Insight

I used to think I would become a nun Ombudsman Aloysie Cyanzayire

  • The New Times
  • February 21, 2013
photo

Former Chief Justice and now Ombudsman’s dream profession as a teenager was to be an economist. The 49-year-old Aloysie Cyanzayire, in an exclusive interview with Women Today’s Doreen Umutesi, explains how working hard paid off for her.

“In whatever I do, I aim to do it to the best of my ability. I use all my strength when accomplishing a task. All jobs are supposed to be respected and it’s important to achieve anything you aim at. Every job is valuable,” Cyanzayire explains.
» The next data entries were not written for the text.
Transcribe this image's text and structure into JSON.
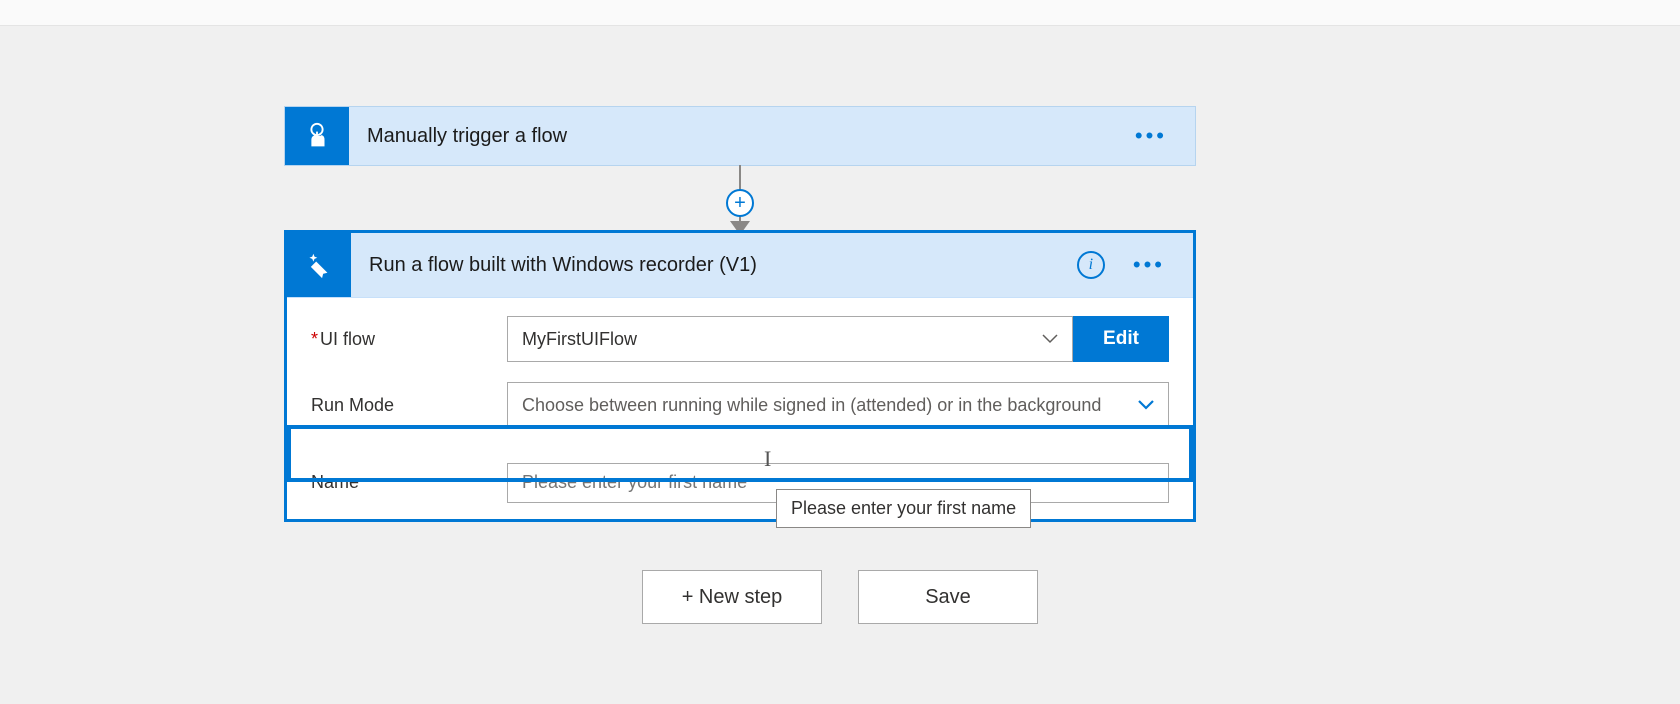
{
  "trigger": {
    "title": "Manually trigger a flow"
  },
  "action": {
    "title": "Run a flow built with Windows recorder (V1)",
    "fields": {
      "uiflow_label": "UI flow",
      "uiflow_value": "MyFirstUIFlow",
      "edit_label": "Edit",
      "runmode_label": "Run Mode",
      "runmode_placeholder": "Choose between running while signed in (attended) or in the background",
      "name_label": "Name",
      "name_placeholder": "Please enter your first name"
    }
  },
  "tooltip": "Please enter your first name",
  "buttons": {
    "new_step": "+ New step",
    "save": "Save"
  }
}
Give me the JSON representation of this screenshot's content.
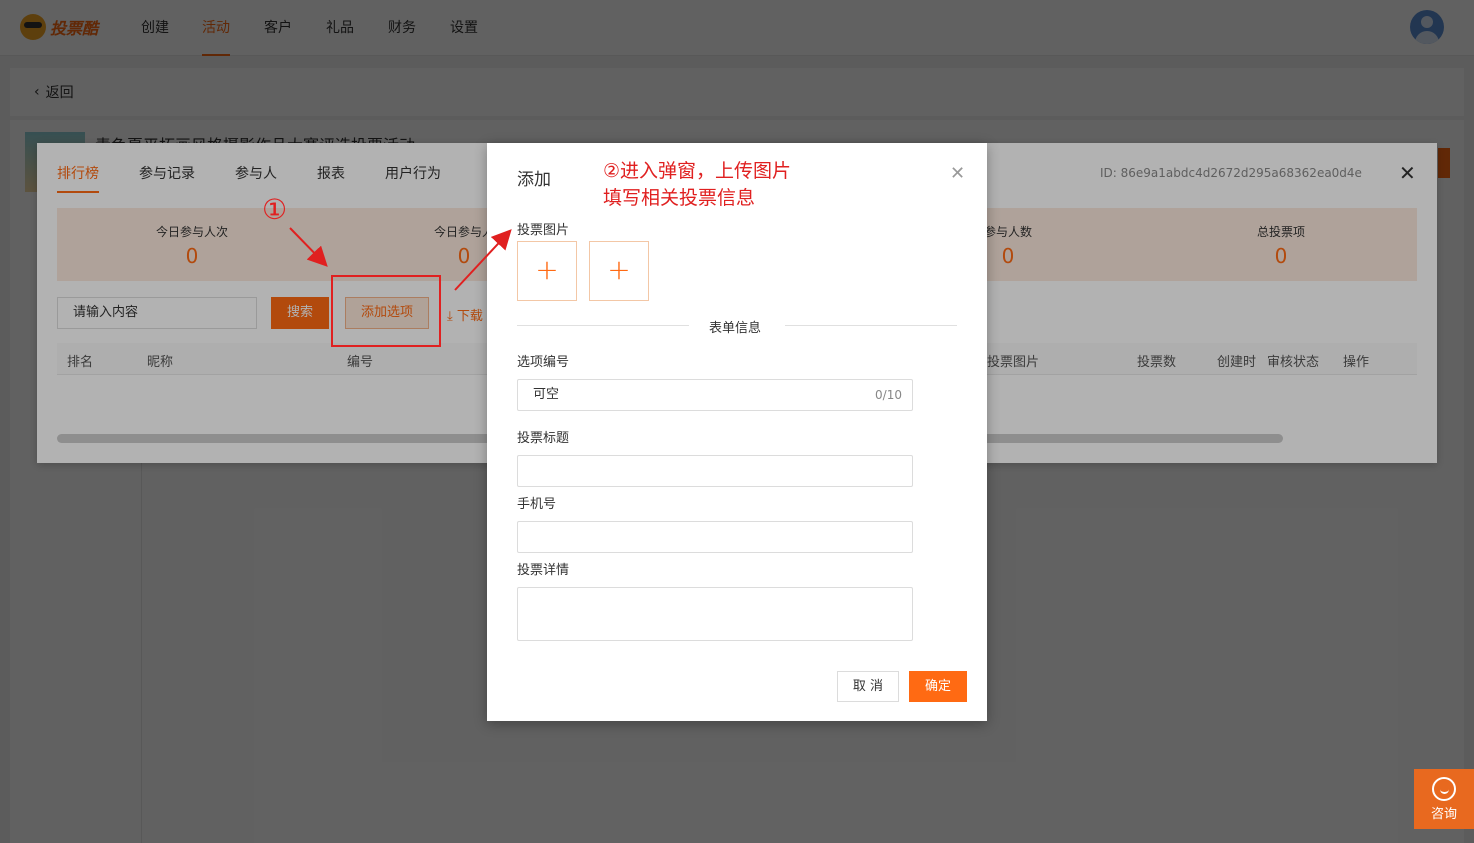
{
  "app": {
    "logo_text": "投票酷"
  },
  "nav": {
    "items": [
      "创建",
      "活动",
      "客户",
      "礼品",
      "财务",
      "设置"
    ],
    "active_index": 1
  },
  "back": {
    "label": "返回"
  },
  "activity": {
    "title": "青色夏平拓画风格摄影作品大赛评选投票活动"
  },
  "ranking_modal": {
    "tabs": [
      "排行榜",
      "参与记录",
      "参与人",
      "报表",
      "用户行为"
    ],
    "active_tab": 0,
    "id_text": "ID: 86e9a1abdc4d2672d295a68362ea0d4e",
    "stats": [
      {
        "label": "今日参与人次",
        "value": "0"
      },
      {
        "label": "今日参与人",
        "value": "0"
      },
      {
        "label": "参与人数",
        "value": "0"
      },
      {
        "label": "总投票项",
        "value": "0"
      }
    ],
    "search_placeholder": "请输入内容",
    "search_button": "搜索",
    "add_option_button": "添加选项",
    "download_label": "下载",
    "columns": [
      "排名",
      "昵称",
      "编号",
      "投票图片",
      "投票数",
      "创建时",
      "审核状态",
      "操作"
    ]
  },
  "add_modal": {
    "title": "添加",
    "image_label": "投票图片",
    "divider": "表单信息",
    "fields": {
      "option_number": {
        "label": "选项编号",
        "placeholder": "可空",
        "counter": "0/10"
      },
      "vote_title": {
        "label": "投票标题"
      },
      "phone": {
        "label": "手机号"
      },
      "detail": {
        "label": "投票详情"
      }
    },
    "cancel": "取 消",
    "confirm": "确定"
  },
  "annotations": {
    "step1": "①",
    "step2_line1": "②进入弹窗，上传图片",
    "step2_line2": "填写相关投票信息"
  },
  "consult": {
    "label": "咨询"
  },
  "colors": {
    "accent": "#ff6a13",
    "annotation": "#e02020"
  }
}
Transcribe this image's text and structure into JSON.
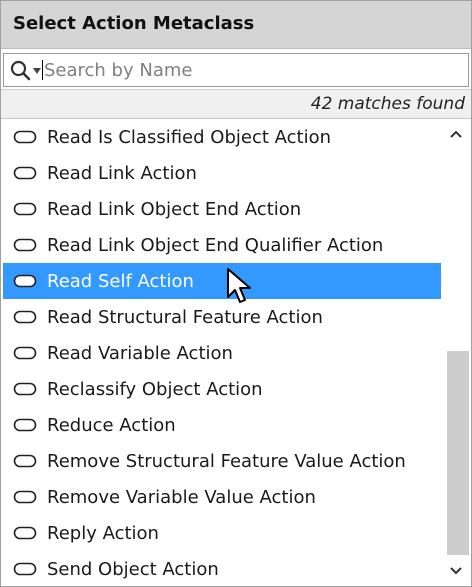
{
  "dialog": {
    "title": "Select Action Metaclass"
  },
  "search": {
    "placeholder": "Search by Name",
    "value": "",
    "icon": "search-icon"
  },
  "results": {
    "count_text": "42 matches found"
  },
  "list": {
    "item_icon": "action-metaclass-icon",
    "selected_index": 4,
    "items": [
      {
        "label": "Read Is Classified Object Action"
      },
      {
        "label": "Read Link Action"
      },
      {
        "label": "Read Link Object End Action"
      },
      {
        "label": "Read Link Object End Qualifier Action"
      },
      {
        "label": "Read Self Action"
      },
      {
        "label": "Read Structural Feature Action"
      },
      {
        "label": "Read Variable Action"
      },
      {
        "label": "Reclassify Object Action"
      },
      {
        "label": "Reduce Action"
      },
      {
        "label": "Remove Structural Feature Value Action"
      },
      {
        "label": "Remove Variable Value Action"
      },
      {
        "label": "Reply Action"
      },
      {
        "label": "Send Object Action"
      }
    ]
  },
  "colors": {
    "selection": "#3399ff",
    "title_bar": "#d5d5d5",
    "scroll_thumb": "#cdcdcd"
  }
}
Regarding the challenges she has faced while fulfilling her tasks she said, “All jobs are challenging. But the greatest challenge when dealing with people, especially if you are a leader trying to manage them. Instilling team work can be challenging because we all have a different way of seeing things given our different backgrounds and mentality. In most cases the way you would want things to run will not be an easy thing. All you have to do is to try to understand everyone and also try talking to them about reaching your target; you have to work as a team collectively.”

She noted that women should always believe in themselves and also inspire and uplift one another.

“Any job accomplished by a man can also be accomplished by a woman, especially those that don’t require excessive use of physical strength. We have seen girls excelling in school. A boy can come in first place and a girl comes in second and vice-versa. If that is possible in school, why should it be hard in professional work? We are all pillars of the nation,” Cyanzayire adds.

She goes further, saying that girl education is important and it’s an initiative that should be spearheaded by mothers and women in different positions.

“For example the science school I attended at Nyundo was the first one established for girls. In the early years, girls were made to believe that science subjects were only for boys. Even when they joined high school, they would opt for arts or secretarial courses but when girls started taking sciences, they excelled. 

She attended O’Level at save before joining Nyundo School.

“Nyundo was the first science school for girls and we were the pioneers.  When you offer science subjects, there are high chances for anyone to do any course. With my science background, I went on to attain a Bachelors Degree in Law at the National University of Rwanda,” Cyanzayire explains.

She adds, “When I enrolled in the nun’s school at Save, I felt I wanted to become a nun but later, I felt like the calling was distant. Although I wanted to offer economics, I couldn’t because I had high points in Mathematics and anyone with good points in Mathematics was posted to sciences. It’s funny, (she laughs) even when I was joining University, I wanted to do a Bachelors in Economics but I was still posted to the faculty of Law. However, I’m grateful that I later enjoyed law and became good at it.”

As a family woman, she says, “We have to work together as men and women to uplift our nation. It’s just like a family; if one spouse works hard and the other does nothing then the family will achieve nothing. But a couple that works hard is prosperous.”

She also adds that integrity is the first trait she encourages her children to uphold. The Ombudsman has thre children.

The soft spoken former chief Justice was born in Ruhango District, Southern Province and is the first born of seven. All her siblings are boys.

“As a first born you have to be responsible and act exemplary at all times. You not only guide them but always have to watch over them. Sometimes you stop being a sister and become a parent. I’m happy that my siblings have not disappointed or failed me in anyway,” Cyanzayire discloses proudly.

Rwanda’s first female Ombudsman also adds that her role requires unbiased judgment and honesty.

“When we get a case, we carry out thorough investigation and research to avoid any injustice. There is nothing as bad as unfair judgment. You have to use your conscience in difficult cases. But if it turns out that you were wrong, it’s important to always apologise and amend the damage you caused. We are human and are bound to make mistakes. When you realise you made a mistake, it’s important to correct them,’’ she explains.  

As for how she spends her leisure time she says cheerfully, “I spend more time at home. If I’m not at work. I enjoy doing house chores and clean my house every chance I get.”


Contact email: doreen.umutesi[at]newtimes.co.rw

Submit your comment

:
:
:
Please type the answer What is : 3 + 4